(Stored entries)
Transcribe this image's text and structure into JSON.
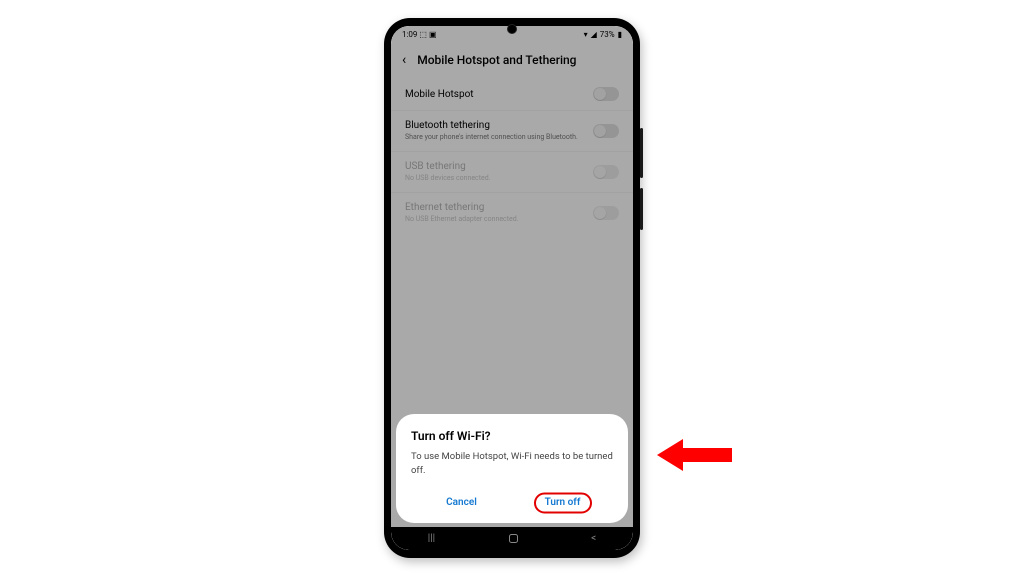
{
  "status": {
    "time": "1:09",
    "battery": "73%"
  },
  "header": {
    "title": "Mobile Hotspot and Tethering"
  },
  "rows": [
    {
      "title": "Mobile Hotspot",
      "sub": ""
    },
    {
      "title": "Bluetooth tethering",
      "sub": "Share your phone's internet connection using Bluetooth."
    },
    {
      "title": "USB tethering",
      "sub": "No USB devices connected."
    },
    {
      "title": "Ethernet tethering",
      "sub": "No USB Ethernet adapter connected."
    }
  ],
  "dialog": {
    "title": "Turn off Wi-Fi?",
    "body": "To use Mobile Hotspot, Wi-Fi needs to be turned off.",
    "cancel": "Cancel",
    "confirm": "Turn off"
  },
  "nav": {
    "recents": "|||",
    "back": "<"
  }
}
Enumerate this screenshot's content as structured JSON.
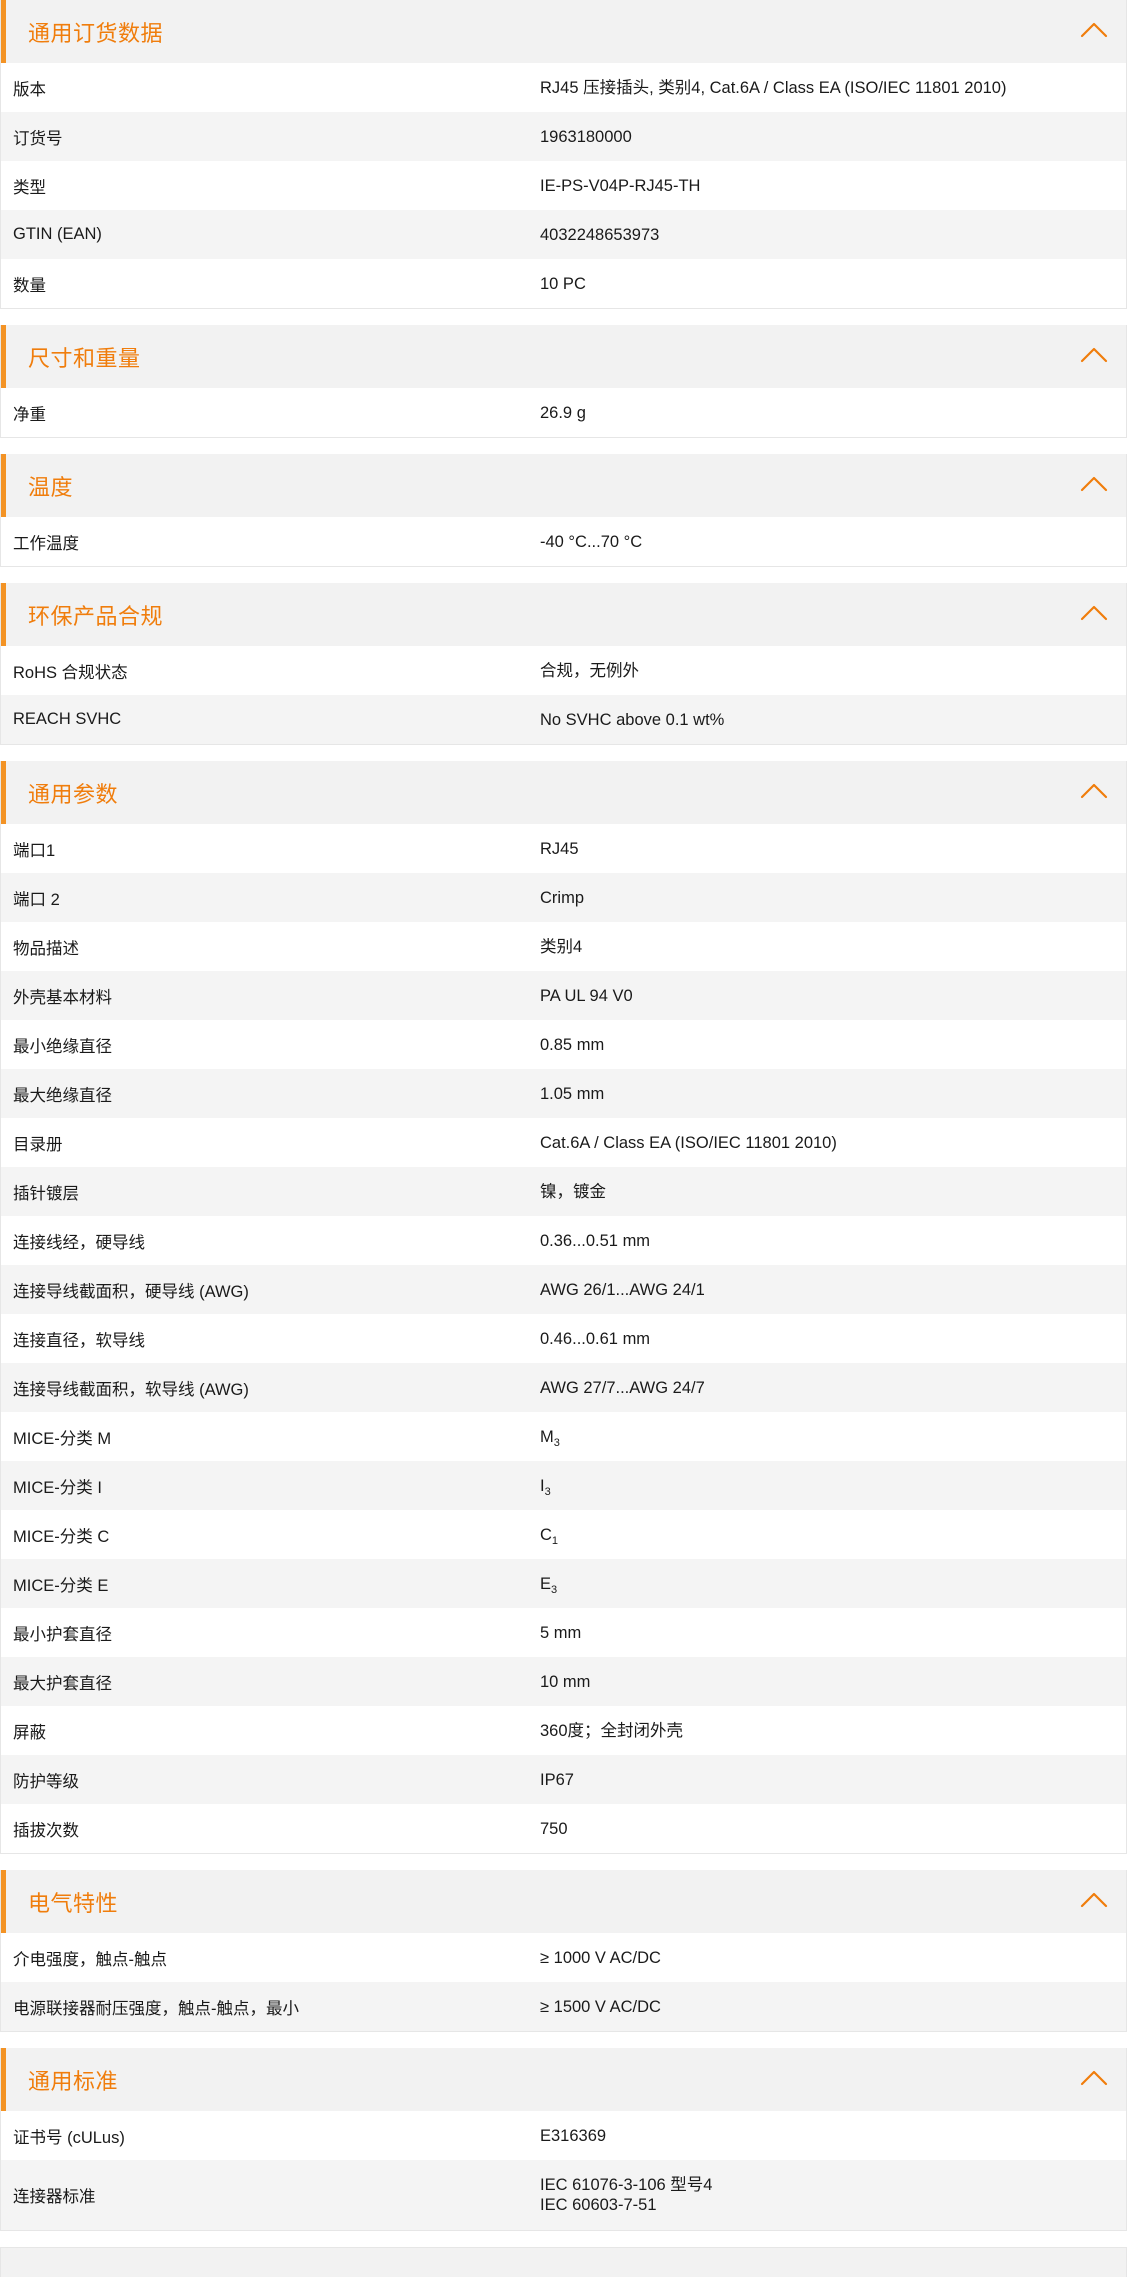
{
  "colors": {
    "accent": "#f39325",
    "title": "#f07d0c",
    "header_bg": "#f2f2f2",
    "row_alt": "#f4f4f4"
  },
  "icons": {
    "collapse": "chevron-up-icon"
  },
  "sections": [
    {
      "title": "通用订货数据",
      "rows": [
        {
          "label": "版本",
          "value": "RJ45 压接插头, 类别4, Cat.6A / Class EA (ISO/IEC 11801 2010)"
        },
        {
          "label": "订货号",
          "value": "1963180000"
        },
        {
          "label": "类型",
          "value": "IE-PS-V04P-RJ45-TH"
        },
        {
          "label": "GTIN (EAN)",
          "value": "4032248653973"
        },
        {
          "label": "数量",
          "value": "10  PC"
        }
      ]
    },
    {
      "title": "尺寸和重量",
      "rows": [
        {
          "label": "净重",
          "value": "26.9  g"
        }
      ]
    },
    {
      "title": "温度",
      "rows": [
        {
          "label": "工作温度",
          "value": "-40 °C...70 °C"
        }
      ]
    },
    {
      "title": "环保产品合规",
      "rows": [
        {
          "label": "RoHS 合规状态",
          "value": "合规，无例外"
        },
        {
          "label": "REACH SVHC",
          "value": "No SVHC above 0.1 wt%"
        }
      ]
    },
    {
      "title": "通用参数",
      "rows": [
        {
          "label": "端口1",
          "value": "RJ45"
        },
        {
          "label": "端口 2",
          "value": "Crimp"
        },
        {
          "label": "物品描述",
          "value": "类别4"
        },
        {
          "label": "外壳基本材料",
          "value": "PA UL 94 V0"
        },
        {
          "label": "最小绝缘直径",
          "value": "0.85  mm"
        },
        {
          "label": "最大绝缘直径",
          "value": "1.05  mm"
        },
        {
          "label": "目录册",
          "value": "Cat.6A / Class EA (ISO/IEC 11801 2010)"
        },
        {
          "label": "插针镀层",
          "value": "镍，镀金"
        },
        {
          "label": "连接线经，硬导线",
          "value": "0.36...0.51 mm"
        },
        {
          "label": "连接导线截面积，硬导线 (AWG)",
          "value": "AWG 26/1...AWG 24/1"
        },
        {
          "label": "连接直径，软导线",
          "value": "0.46...0.61 mm"
        },
        {
          "label": "连接导线截面积，软导线 (AWG)",
          "value": "AWG 27/7...AWG 24/7"
        },
        {
          "label": "MICE-分类 M",
          "value": "M",
          "sub": "3"
        },
        {
          "label": "MICE-分类 I",
          "value": "I",
          "sub": "3"
        },
        {
          "label": "MICE-分类 C",
          "value": "C",
          "sub": "1"
        },
        {
          "label": "MICE-分类 E",
          "value": "E",
          "sub": "3"
        },
        {
          "label": "最小护套直径",
          "value": "5  mm"
        },
        {
          "label": "最大护套直径",
          "value": "10  mm"
        },
        {
          "label": "屏蔽",
          "value": "360度；全封闭外壳"
        },
        {
          "label": "防护等级",
          "value": "IP67"
        },
        {
          "label": "插拔次数",
          "value": "750"
        }
      ]
    },
    {
      "title": "电气特性",
      "rows": [
        {
          "label": "介电强度，触点-触点",
          "value": "≥ 1000 V AC/DC"
        },
        {
          "label": "电源联接器耐压强度，触点-触点，最小",
          "value": "≥ 1500 V AC/DC"
        }
      ]
    },
    {
      "title": "通用标准",
      "rows": [
        {
          "label": "证书号 (cULus)",
          "value": "E316369"
        },
        {
          "label": "连接器标准",
          "lines": [
            "IEC 61076-3-106 型号4",
            "IEC 60603-7-51"
          ]
        }
      ]
    }
  ]
}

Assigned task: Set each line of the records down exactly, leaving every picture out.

Response area:
Transcribe this image's text and structure into JSON.
{
  "status": {
    "time": "1:09",
    "battery": "73%"
  },
  "header": {
    "title": "Mobile Hotspot and Tethering"
  },
  "rows": [
    {
      "title": "Mobile Hotspot",
      "sub": ""
    },
    {
      "title": "Bluetooth tethering",
      "sub": "Share your phone's internet connection using Bluetooth."
    },
    {
      "title": "USB tethering",
      "sub": "No USB devices connected."
    },
    {
      "title": "Ethernet tethering",
      "sub": "No USB Ethernet adapter connected."
    }
  ],
  "dialog": {
    "title": "Turn off Wi-Fi?",
    "body": "To use Mobile Hotspot, Wi-Fi needs to be turned off.",
    "cancel": "Cancel",
    "confirm": "Turn off"
  },
  "nav": {
    "recents": "|||",
    "back": "<"
  }
}
Enumerate this screenshot's content as structured JSON.
{
  "colors": {
    "accent": "#f39325",
    "title": "#f07d0c",
    "header_bg": "#f2f2f2",
    "row_alt": "#f4f4f4"
  },
  "icons": {
    "collapse": "chevron-up-icon"
  },
  "sections": [
    {
      "title": "通用订货数据",
      "rows": [
        {
          "label": "版本",
          "value": "RJ45 压接插头, 类别4, Cat.6A / Class EA (ISO/IEC 11801 2010)"
        },
        {
          "label": "订货号",
          "value": "1963180000"
        },
        {
          "label": "类型",
          "value": "IE-PS-V04P-RJ45-TH"
        },
        {
          "label": "GTIN (EAN)",
          "value": "4032248653973"
        },
        {
          "label": "数量",
          "value": "10  PC"
        }
      ]
    },
    {
      "title": "尺寸和重量",
      "rows": [
        {
          "label": "净重",
          "value": "26.9  g"
        }
      ]
    },
    {
      "title": "温度",
      "rows": [
        {
          "label": "工作温度",
          "value": "-40 °C...70 °C"
        }
      ]
    },
    {
      "title": "环保产品合规",
      "rows": [
        {
          "label": "RoHS 合规状态",
          "value": "合规，无例外"
        },
        {
          "label": "REACH SVHC",
          "value": "No SVHC above 0.1 wt%"
        }
      ]
    },
    {
      "title": "通用参数",
      "rows": [
        {
          "label": "端口1",
          "value": "RJ45"
        },
        {
          "label": "端口 2",
          "value": "Crimp"
        },
        {
          "label": "物品描述",
          "value": "类别4"
        },
        {
          "label": "外壳基本材料",
          "value": "PA UL 94 V0"
        },
        {
          "label": "最小绝缘直径",
          "value": "0.85  mm"
        },
        {
          "label": "最大绝缘直径",
          "value": "1.05  mm"
        },
        {
          "label": "目录册",
          "value": "Cat.6A / Class EA (ISO/IEC 11801 2010)"
        },
        {
          "label": "插针镀层",
          "value": "镍，镀金"
        },
        {
          "label": "连接线经，硬导线",
          "value": "0.36...0.51 mm"
        },
        {
          "label": "连接导线截面积，硬导线 (AWG)",
          "value": "AWG 26/1...AWG 24/1"
        },
        {
          "label": "连接直径，软导线",
          "value": "0.46...0.61 mm"
        },
        {
          "label": "连接导线截面积，软导线 (AWG)",
          "value": "AWG 27/7...AWG 24/7"
        },
        {
          "label": "MICE-分类 M",
          "value": "M",
          "sub": "3"
        },
        {
          "label": "MICE-分类 I",
          "value": "I",
          "sub": "3"
        },
        {
          "label": "MICE-分类 C",
          "value": "C",
          "sub": "1"
        },
        {
          "label": "MICE-分类 E",
          "value": "E",
          "sub": "3"
        },
        {
          "label": "最小护套直径",
          "value": "5  mm"
        },
        {
          "label": "最大护套直径",
          "value": "10  mm"
        },
        {
          "label": "屏蔽",
          "value": "360度；全封闭外壳"
        },
        {
          "label": "防护等级",
          "value": "IP67"
        },
        {
          "label": "插拔次数",
          "value": "750"
        }
      ]
    },
    {
      "title": "电气特性",
      "rows": [
        {
          "label": "介电强度，触点-触点",
          "value": "≥ 1000 V AC/DC"
        },
        {
          "label": "电源联接器耐压强度，触点-触点，最小",
          "value": "≥ 1500 V AC/DC"
        }
      ]
    },
    {
      "title": "通用标准",
      "rows": [
        {
          "label": "证书号 (cULus)",
          "value": "E316369"
        },
        {
          "label": "连接器标准",
          "lines": [
            "IEC 61076-3-106 型号4",
            "IEC 60603-7-51"
          ]
        }
      ]
    }
  ]
}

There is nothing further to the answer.